Written by: TrainSim-James
Built to serve the quieter communities of Germany, the DB BR 642 upholds the high standard of comfort and reliability expected from the ‘Desiro’ family of multiple units; and, from Partner Programme developer RSSLO, it will be coming soon to Steam with advanced features aplenty!
Near the turn of the 21st Century, Deutsche Bahn were in need of a brand new fleet of diesel multiple units, that could both provide quick acceleration and braking, to improve journey times, and be accessible, and adaptable, in order to fit in with the already-thriving German railway network. DB turned to Siemens, who’s ‘Desiro Classic’ family featured many ideals that would suit the operator’s needs.
The Desiro Classic was available as either a DMU or EMU, and could consist of anything between 2 and 6 cars, to comply with their customer’s requirements. As the new German unit was destined to spend its life on quieter lines, where total electrification was not guaranteed, DB opted for a 2-car DMU variant (as did many other operators in Europe and beyond) and classified them as the DB BR 642.
Each car featured a low floor, providing step-free access from platform to train. From there, one car would be fitted with first class seating, and the other a multi-purpose area, where the W/C and wheelchair facilities were situated. Both cars shared a common bogie, this articulated design was not only safer, but reduced the overall noise and drag produced by the DB BR 642 when in motion. With a diesel engine under the floor, behind each cab, the DB BR 642 can quickly get up to its top speed of 120 km/h, and effective braking can ensure a rapid yet gentle stop, every time.
Since entering service in 2000, the DB BR 642 fleet as steadily grown to 234, and can be found darting around the smaller communities surrounding cities such as Augsburg, Dresden and Leipzig. In most cases, only a single unit is used in service, although as many as 3 can be coupled to form a 6-car set for busier times. DB wanted their BR 642s to be compatible with other manufacturer’s DMUs, however many software concerns hindered that plan, and today, the BR 642 fleet is only mechanically compatible with the DB BR 643 of Bombardier’s ‘Talent’ family.

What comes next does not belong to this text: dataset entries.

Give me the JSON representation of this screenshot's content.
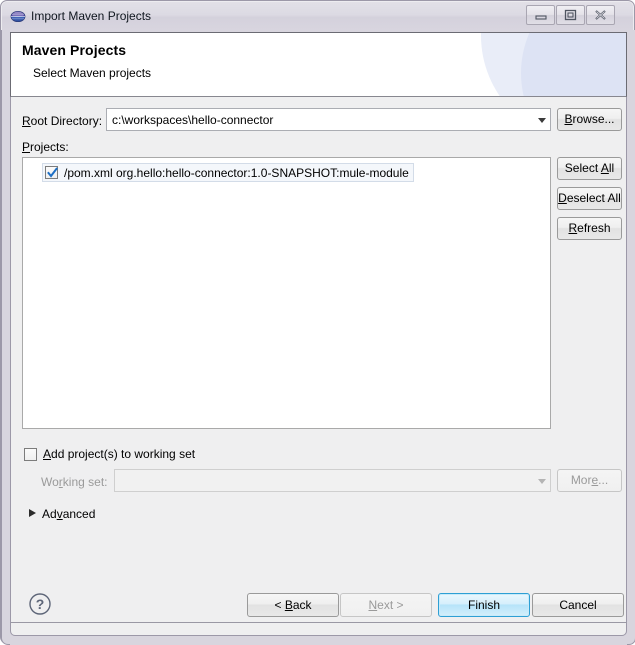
{
  "window": {
    "title": "Import Maven Projects",
    "icon": "maven-globe-icon",
    "controls": {
      "minimize": "minimize-button",
      "maximize": "maximize-button",
      "close": "close-button"
    }
  },
  "header": {
    "title": "Maven Projects",
    "subtitle": "Select Maven projects"
  },
  "form": {
    "root_directory": {
      "label_pre": "",
      "label_mnemonic": "R",
      "label_post": "oot Directory:",
      "value": "c:\\workspaces\\hello-connector",
      "placeholder": ""
    },
    "browse_button": {
      "mnemonic": "B",
      "post": "rowse..."
    },
    "projects_label": {
      "mnemonic": "P",
      "post": "rojects:"
    }
  },
  "projects": {
    "items": [
      {
        "checked": true,
        "path": "/pom.xml",
        "coordinates": "org.hello:hello-connector:1.0-SNAPSHOT:mule-module",
        "label": "/pom.xml  org.hello:hello-connector:1.0-SNAPSHOT:mule-module"
      }
    ],
    "buttons": {
      "select_all": {
        "pre": "Select ",
        "mnemonic": "A",
        "post": "ll"
      },
      "deselect_all": {
        "pre": "",
        "mnemonic": "D",
        "post": "eselect All"
      },
      "refresh": {
        "pre": "",
        "mnemonic": "R",
        "post": "efresh"
      }
    }
  },
  "working_set": {
    "add_checkbox": {
      "checked": false,
      "pre": "",
      "mnemonic": "A",
      "post": "dd project(s) to working set"
    },
    "field_label": {
      "pre": "Wo",
      "mnemonic": "r",
      "post": "king set:"
    },
    "field_value": "",
    "field_enabled": false,
    "more_button": {
      "pre": "Mor",
      "mnemonic": "e",
      "post": "...",
      "enabled": false
    }
  },
  "advanced": {
    "expanded": false,
    "pre": "Ad",
    "mnemonic": "v",
    "post": "anced"
  },
  "footer": {
    "help_icon": "help-question-icon",
    "buttons": {
      "back": {
        "pre": "< ",
        "mnemonic": "B",
        "post": "ack",
        "enabled": true,
        "default": false
      },
      "next": {
        "pre": "",
        "mnemonic": "N",
        "post": "ext >",
        "enabled": false,
        "default": false
      },
      "finish": {
        "pre": "Finish",
        "mnemonic": "",
        "post": "",
        "enabled": true,
        "default": true
      },
      "cancel": {
        "pre": "Cancel",
        "mnemonic": "",
        "post": "",
        "enabled": true,
        "default": false
      }
    }
  },
  "colors": {
    "dialog_background": "#efeff0",
    "titlebar": "#d8d5de",
    "default_button_border": "#2e9fd4",
    "field_background": "#ffffff",
    "disabled_text": "#9a9a9a",
    "header_accent": "#dde3f4"
  }
}
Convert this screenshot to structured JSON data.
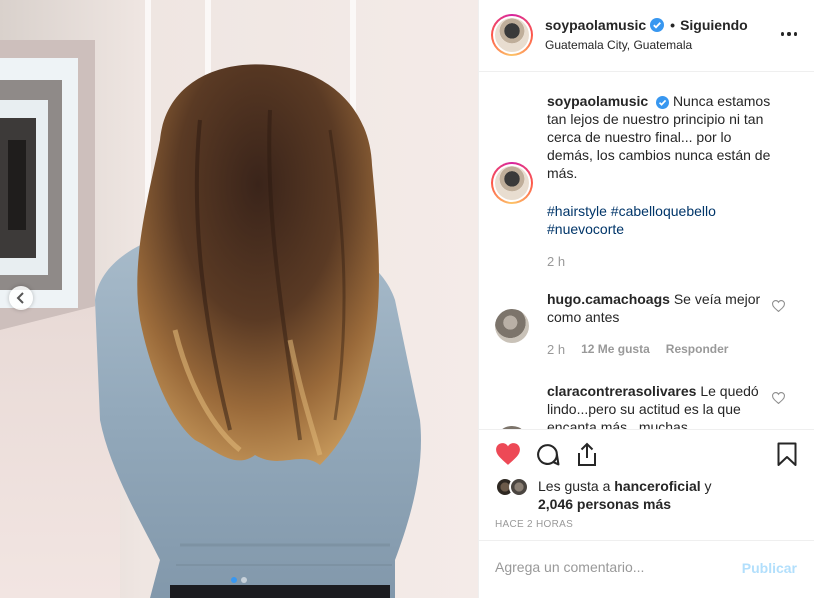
{
  "post": {
    "username": "soypaolamusic",
    "follow_status": "Siguiendo",
    "separator": "•",
    "location": "Guatemala City, Guatemala",
    "caption": "Nunca estamos tan lejos de nuestro principio ni tan cerca de nuestro final... por lo demás, los cambios nunca están de más.",
    "hashtags": "#hairstyle #cabelloquebello #nuevocorte",
    "caption_time": "2 h"
  },
  "comments": [
    {
      "username": "hugo.camachoags",
      "text": "Se veía mejor como antes",
      "time": "2 h",
      "likes": "12 Me gusta",
      "reply": "Responder"
    },
    {
      "username": "claracontrerasolivares",
      "text": "Le quedó lindo...pero su actitud es la que encanta más...muchas"
    }
  ],
  "likes": {
    "prefix": "Les gusta a",
    "user": "hanceroficial",
    "conj": "y",
    "others": "2,046 personas más"
  },
  "timestamp": "HACE 2 HORAS",
  "comment_box": {
    "placeholder": "Agrega un comentario...",
    "publish_label": "Publicar"
  },
  "carousel": {
    "total": 2,
    "active_index": 0
  },
  "colors": {
    "like_red": "#ed4956",
    "verified_blue": "#3897f0",
    "hashtag": "#003569",
    "muted": "#999999",
    "publish_disabled": "#b2dffc"
  },
  "icons": [
    "chevron-left-icon",
    "verified-badge-icon",
    "more-options-icon",
    "heart-icon",
    "comment-icon",
    "share-icon",
    "bookmark-icon"
  ]
}
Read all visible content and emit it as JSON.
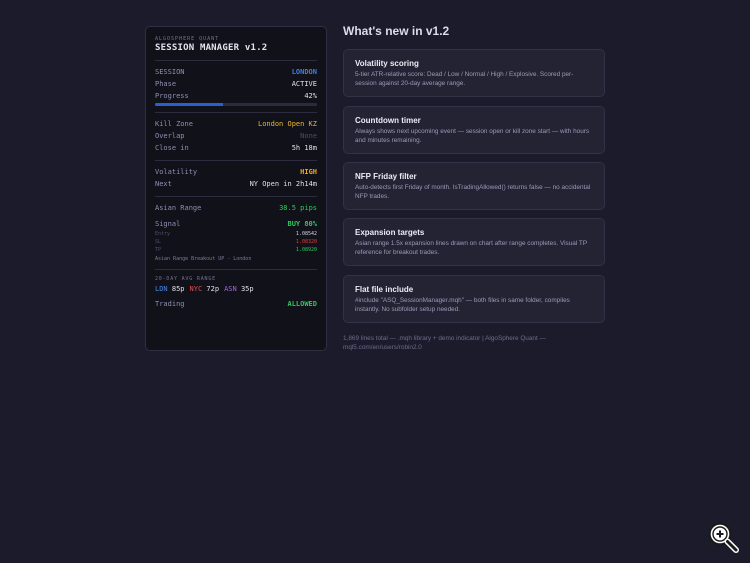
{
  "panel": {
    "brand": "ALGOSPHERE QUANT",
    "title": "SESSION MANAGER v1.2",
    "session_label": "SESSION",
    "session_value": "LONDON",
    "phase_label": "Phase",
    "phase_value": "ACTIVE",
    "progress_label": "Progress",
    "progress_value": "42%",
    "progress_fraction": 0.42,
    "killzone_label": "Kill Zone",
    "killzone_value": "London Open KZ",
    "overlap_label": "Overlap",
    "overlap_value": "None",
    "closein_label": "Close in",
    "closein_value": "5h 18m",
    "volatility_label": "Volatility",
    "volatility_value": "HIGH",
    "next_label": "Next",
    "next_value": "NY Open in 2h14m",
    "asian_label": "Asian Range",
    "asian_value": "38.5 pips",
    "signal_label": "Signal",
    "signal_value": "BUY 80%",
    "entry_label": "Entry",
    "entry_value": "1.08542",
    "sl_label": "SL",
    "sl_value": "1.08320",
    "tp_label": "TP",
    "tp_value": "1.08920",
    "signal_note": "Asian Range Breakout UP - London",
    "avg_header": "20-DAY AVG RANGE",
    "avg": [
      {
        "tag": "LDN",
        "val": "85p"
      },
      {
        "tag": "NYC",
        "val": "72p"
      },
      {
        "tag": "ASN",
        "val": "35p"
      }
    ],
    "trading_label": "Trading",
    "trading_value": "ALLOWED"
  },
  "whats_new": {
    "heading": "What's new in v1.2",
    "cards": [
      {
        "title": "Volatility scoring",
        "desc": "5-tier ATR-relative score: Dead / Low / Normal / High / Explosive. Scored per-session against 20-day average range."
      },
      {
        "title": "Countdown timer",
        "desc": "Always shows next upcoming event — session open or kill zone start — with hours and minutes remaining."
      },
      {
        "title": "NFP Friday filter",
        "desc": "Auto-detects first Friday of month. IsTradingAllowed() returns false — no accidental NFP trades."
      },
      {
        "title": "Expansion targets",
        "desc": "Asian range 1.5x expansion lines drawn on chart after range completes. Visual TP reference for breakout trades."
      },
      {
        "title": "Flat file include",
        "desc": "#include \"ASQ_SessionManager.mqh\" — both files in same folder, compiles instantly. No subfolder setup needed."
      }
    ],
    "footer": "1,869 lines total — .mqh library + demo indicator | AlgoSphere Quant — mql5.com/en/users/robin2.0"
  },
  "icons": {
    "zoom": "zoom-in-icon"
  },
  "colors": {
    "accent_blue": "#3e7ee8",
    "green": "#2ec95a",
    "orange": "#f2a51a",
    "amber": "#e8b832",
    "red": "#e53e3e",
    "purple": "#a064e0"
  }
}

As a modern DMU which shifts passengers, day in, day out, the DB BR 642 deserves the spotlight, and thanks to RSSLO it’s getting centre stage! ■